I'm an undergraduate learning about group representations and Young tableaux, and have came across Maschke's theorem stating;
If $G$ is a finite group and $F$ is a field whose characteristic does not divide the order of $G$, then every finite dimensional $G$-module over $F$ is completely reducible
The many proofs I have seen, show this by proving an equivalent statement that if $G$ and $F$ are as above, and $H$ is a submodule of a $G$-module $V$, then there exists a submodule $H'$ of $V$ such that $V$ is the direct product of $H$ and $H'$. This is done by showing $H'$ is the kernal of some homomorphism of $G$-modules that maps $H$ to $H$. However, the this approach doesn't seem well-motivated in the sense of; where did this homomorphism come from?

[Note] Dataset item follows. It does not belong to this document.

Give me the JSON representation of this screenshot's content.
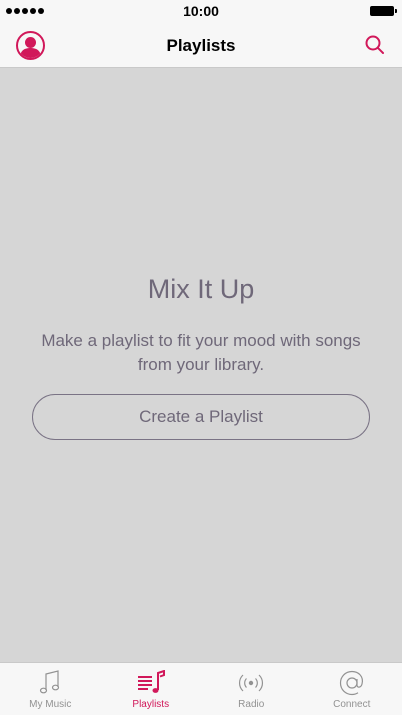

Does anyone have a suitable alternative proof for an undergraduate? Or can possibly shed some intuition on the theorem? Thank you.